The original story, which no-one disputes, is that Jeremy Corbyn met with a Czech intelligence officer Jan Sarkocy, here in the UK, under diplomatic cover. He was given a codename – Cob – but the conversations between Corbyn and Sarkocy yielded nothing that was not common knowledge. (Corbyn disliked the American government and Margaret Thatcher, and was uneasy about the powers given to the security services.)

But now Sarkocy is claiming that he paid Corbyn for information and had “at least” 15 other Labour MPs on his payroll.

It is true that agents of the Soviet Union and its satellites targeted MPs throughout Western Europe – particularly those MPs on the left-wing of the major social democratic parties – for intelligence work. It's also true that – spoiler alert – Corbyn opposed much of what the governments of Margaret Thatcher and Ronald Reagan were doing, both at home and overseas.

But Sarkocy has also claimed that, thanks to Corbyn, he knew what Thatcher ate for “breakfast, lunch and dinner, and what clothes she would wear the next day”, which, unless the answer was “food”, feels unlikely, to put it mildly. He has also taken responsibility for Live Aid, “revealing” it was funded by the Czechoslovakian intelligence services. His claims and his character have been dismissed by Czech PM Andrej Babiš and by Czech intelligence services.

But there is enough around, rather than in, the story – the historical facts of how Eastern Bloc intelligence operates Corbyn's general political sympathies at the time, his divergence from foreign policy orthodoxies, etc. – to ensure that it will run and run. 

Will it matter? I'm inclined to agree with the (generally Corbyn-friendly) trade unionist who told me yesterday that if they thought voters would buy “Jeremy the spy”, they'd be less worried about whether voters were buying “Jeremy the Prime Minister”. The accusation is so far from the weaknesses of the Labour brand – soft touch, can't get its act together – that I can't see how it will land in the minds of voters, as I wrote when the story started.

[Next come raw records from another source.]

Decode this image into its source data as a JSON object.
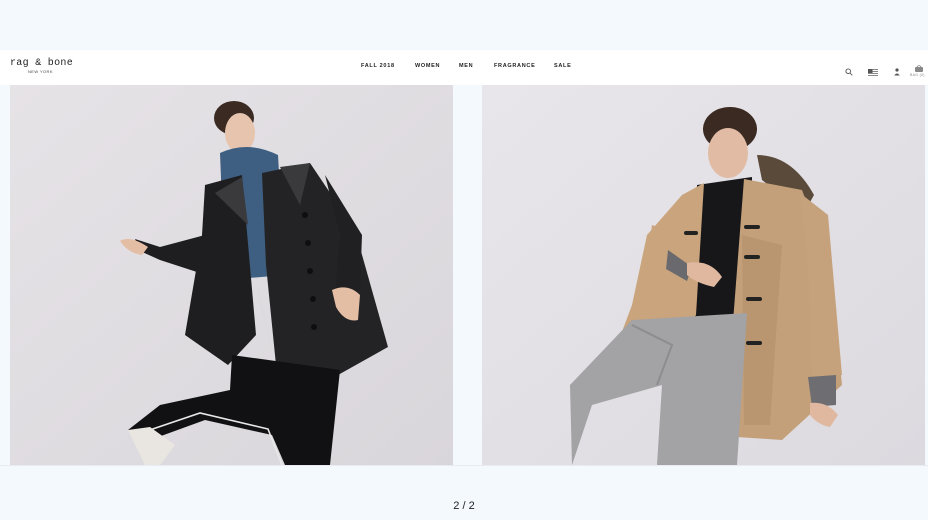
{
  "brand": {
    "name": "rag & bone",
    "location": "NEW YORK"
  },
  "nav": {
    "items": [
      "FALL 2018",
      "WOMEN",
      "MEN",
      "FRAGRANCE",
      "SALE"
    ]
  },
  "utility": {
    "icons": [
      "search-icon",
      "us-flag-icon",
      "account-icon",
      "bag-icon"
    ],
    "bag_label": "BAG (0)"
  },
  "gallery": {
    "images": [
      {
        "name": "women-leather-coat-look",
        "alt": "Model in black leather coat, blue hoodie and black track pants"
      },
      {
        "name": "men-camel-duffle-coat-look",
        "alt": "Model in camel duffle coat and grey sweatpants"
      }
    ]
  },
  "pager": {
    "text": "2 / 2"
  },
  "colors": {
    "background": "#f4f9fd",
    "header": "#ffffff",
    "photo_bg": "#e3dfe3"
  }
}
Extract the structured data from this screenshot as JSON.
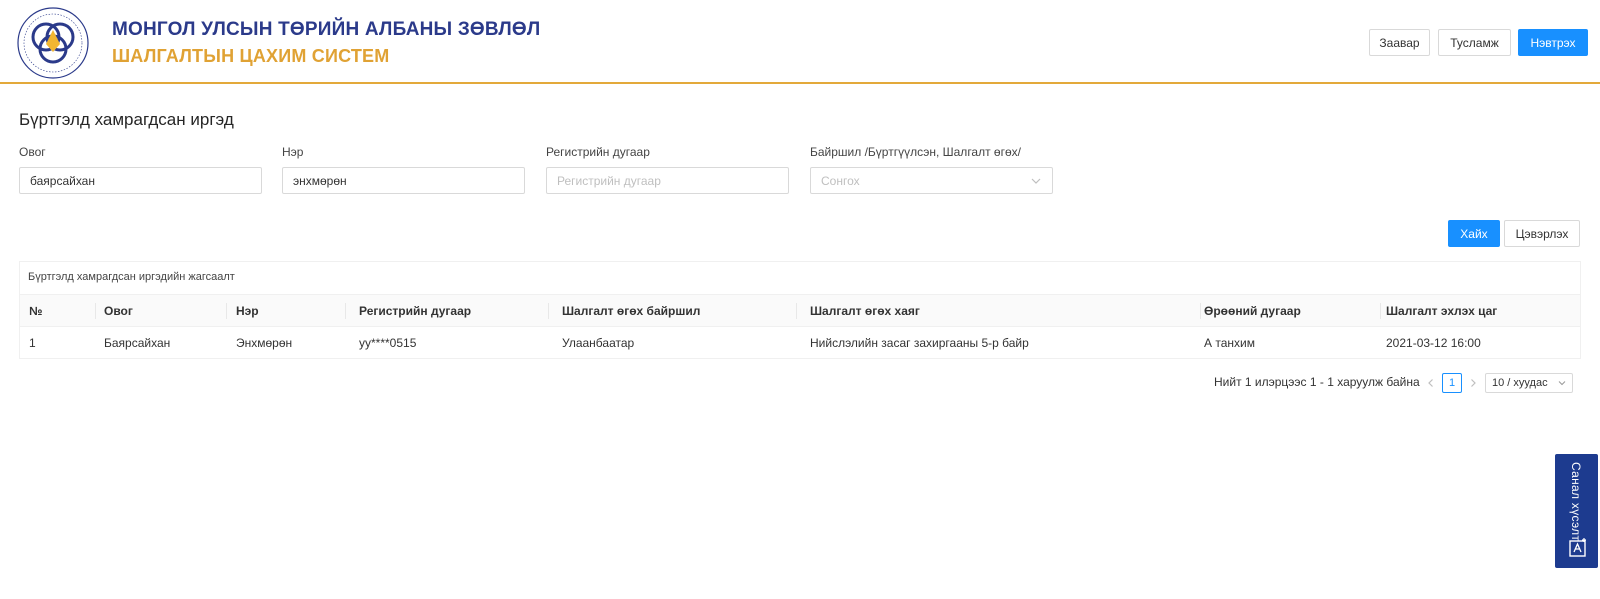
{
  "header": {
    "title": "МОНГОЛ УЛСЫН ТӨРИЙН АЛБАНЫ ЗӨВЛӨЛ",
    "subtitle": "ШАЛГАЛТЫН ЦАХИМ СИСТЕМ",
    "buttons": {
      "guide": "Заавар",
      "help": "Тусламж",
      "login": "Нэвтрэх"
    }
  },
  "page": {
    "title": "Бүртгэлд хамрагдсан иргэд"
  },
  "filters": {
    "surname": {
      "label": "Овог",
      "value": "баярсайхан"
    },
    "name": {
      "label": "Нэр",
      "value": "энхмөрөн"
    },
    "register": {
      "label": "Регистрийн дугаар",
      "placeholder": "Регистрийн дугаар"
    },
    "location": {
      "label": "Байршил /Бүртгүүлсэн, Шалгалт өгөх/",
      "placeholder": "Сонгох"
    }
  },
  "actions": {
    "search": "Хайх",
    "clear": "Цэвэрлэх"
  },
  "table": {
    "title": "Бүртгэлд хамрагдсан иргэдийн жагсаалт",
    "columns": [
      "№",
      "Овог",
      "Нэр",
      "Регистрийн дугаар",
      "Шалгалт өгөх байршил",
      "Шалгалт өгөх хаяг",
      "Өрөөний дугаар",
      "Шалгалт эхлэх цаг"
    ],
    "rows": [
      [
        "1",
        "Баярсайхан",
        "Энхмөрөн",
        "уу****0515",
        "Улаанбаатар",
        "Нийслэлийн засаг захиргааны 5-р байр",
        "А танхим",
        "2021-03-12 16:00"
      ]
    ]
  },
  "pagination": {
    "summary": "Нийт 1 илэрцээс 1 - 1 харуулж байна",
    "current_page": "1",
    "page_size": "10 / хуудас"
  },
  "feedback": {
    "label": "Санал хүсэлт"
  },
  "colors": {
    "primary": "#1890ff",
    "brand_blue": "#2b3a8a",
    "brand_gold": "#e0a234",
    "feedback_bg": "#1d3b8f"
  },
  "icons": [
    "logo-seal",
    "chevron-down-icon",
    "chevron-left-icon",
    "chevron-right-icon",
    "feedback-icon"
  ]
}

However, it is a reminder that Labour's rebuttal operation is still less effective than the party may wish. A more Labour-friendly version of events is being heard on the more left-friendly websites, while the Labour leadership puts a lot of faith in the hope that by the time of the next election, the right-wing press will have continued to decline in relevance. But here's the thing: it feels unlikely that the right-wing papers' influence over two of the media channels that actually shape elections – the BBC and commercial radio giant Global, whose news breaks across Classic FM, Capital FM, Jazz FM, Yougetthepoint FM, are far more important than anything any newspaper or website does or say – will have waned. Labour can't be certain that Facebook will still be its friend come 2022, either.

Of course, these attacks on Labour are a historical story based on the word of an eccentric former spy and probably won't matter. But if the Conservatives can recover the art of targeting the Opposition's areas of actual vulnerability, it could matter a great deal.

Stephen Bush is special correspondent at the New Statesman and the PSA's Journalist of the Year. His daily briefing, Morning Call, provides a quick and essential guide to domestic and global politics.